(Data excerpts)
»»

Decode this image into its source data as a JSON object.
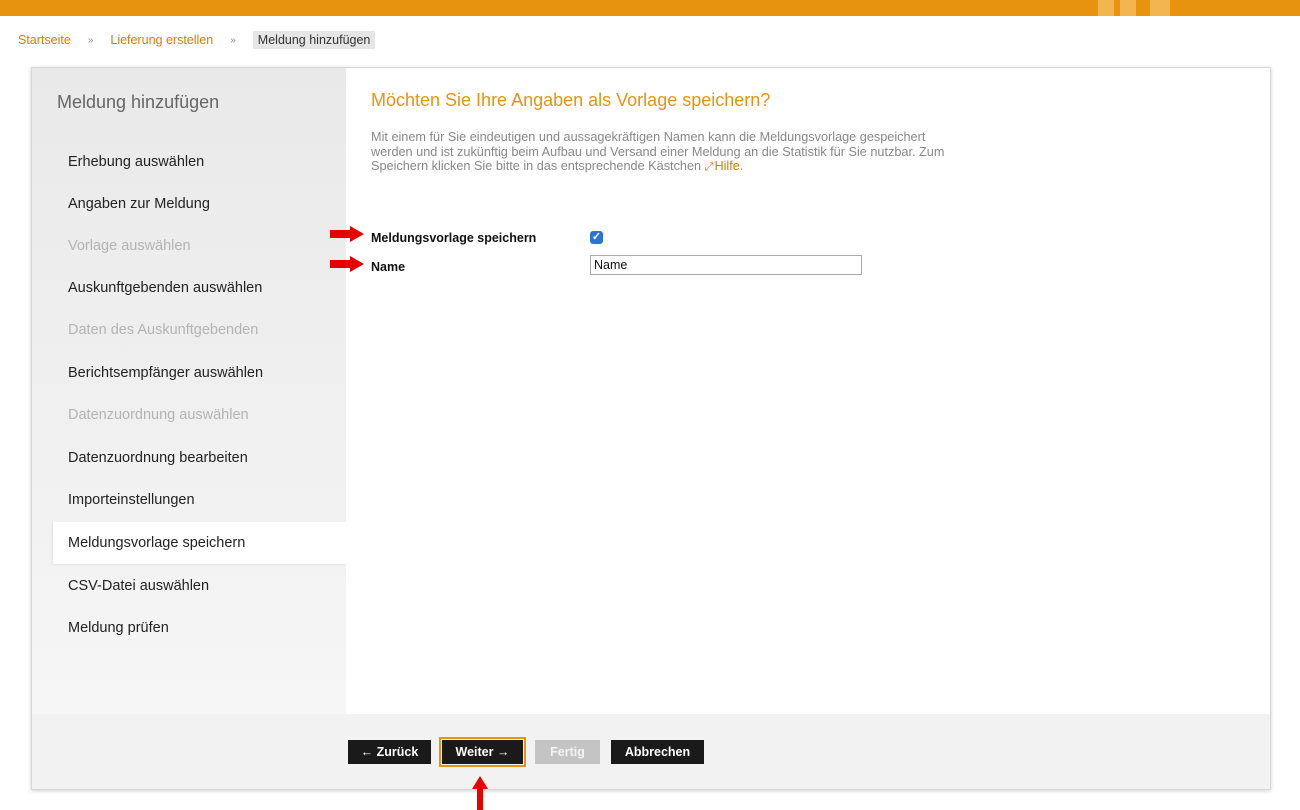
{
  "breadcrumb": {
    "items": [
      "Startseite",
      "Lieferung erstellen"
    ],
    "current": "Meldung hinzufügen",
    "separator": "»"
  },
  "sidebar": {
    "title": "Meldung hinzufügen",
    "items": [
      {
        "label": "Erhebung auswählen",
        "state": "enabled"
      },
      {
        "label": "Angaben zur Meldung",
        "state": "enabled"
      },
      {
        "label": "Vorlage auswählen",
        "state": "disabled"
      },
      {
        "label": "Auskunftgebenden auswählen",
        "state": "enabled"
      },
      {
        "label": "Daten des Auskunftgebenden",
        "state": "disabled"
      },
      {
        "label": "Berichtsempfänger auswählen",
        "state": "enabled"
      },
      {
        "label": "Datenzuordnung auswählen",
        "state": "disabled"
      },
      {
        "label": "Datenzuordnung bearbeiten",
        "state": "enabled"
      },
      {
        "label": "Importeinstellungen",
        "state": "enabled"
      },
      {
        "label": "Meldungsvorlage speichern",
        "state": "active"
      },
      {
        "label": "CSV-Datei auswählen",
        "state": "enabled"
      },
      {
        "label": "Meldung prüfen",
        "state": "enabled"
      }
    ]
  },
  "main": {
    "heading": "Möchten Sie Ihre Angaben als Vorlage speichern?",
    "description": "Mit einem für Sie eindeutigen und aussagekräftigen Namen kann die Meldungsvorlage gespeichert werden und ist zukünftig beim Aufbau und Versand einer Meldung an die Statistik für Sie nutzbar. Zum Speichern klicken Sie bitte in das entsprechende Kästchen",
    "help_link": "Hilfe",
    "help_suffix": ".",
    "save_label": "Meldungsvorlage speichern",
    "save_checked": true,
    "name_label": "Name",
    "name_value": "Name"
  },
  "footer": {
    "back": "← Zurück",
    "next": "Weiter →",
    "finish": "Fertig",
    "cancel": "Abbrechen"
  },
  "colors": {
    "accent": "#e8930f",
    "annotation_arrow": "#e60000",
    "checkbox": "#2c73d6"
  }
}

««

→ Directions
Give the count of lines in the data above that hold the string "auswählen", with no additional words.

→ Answer section
6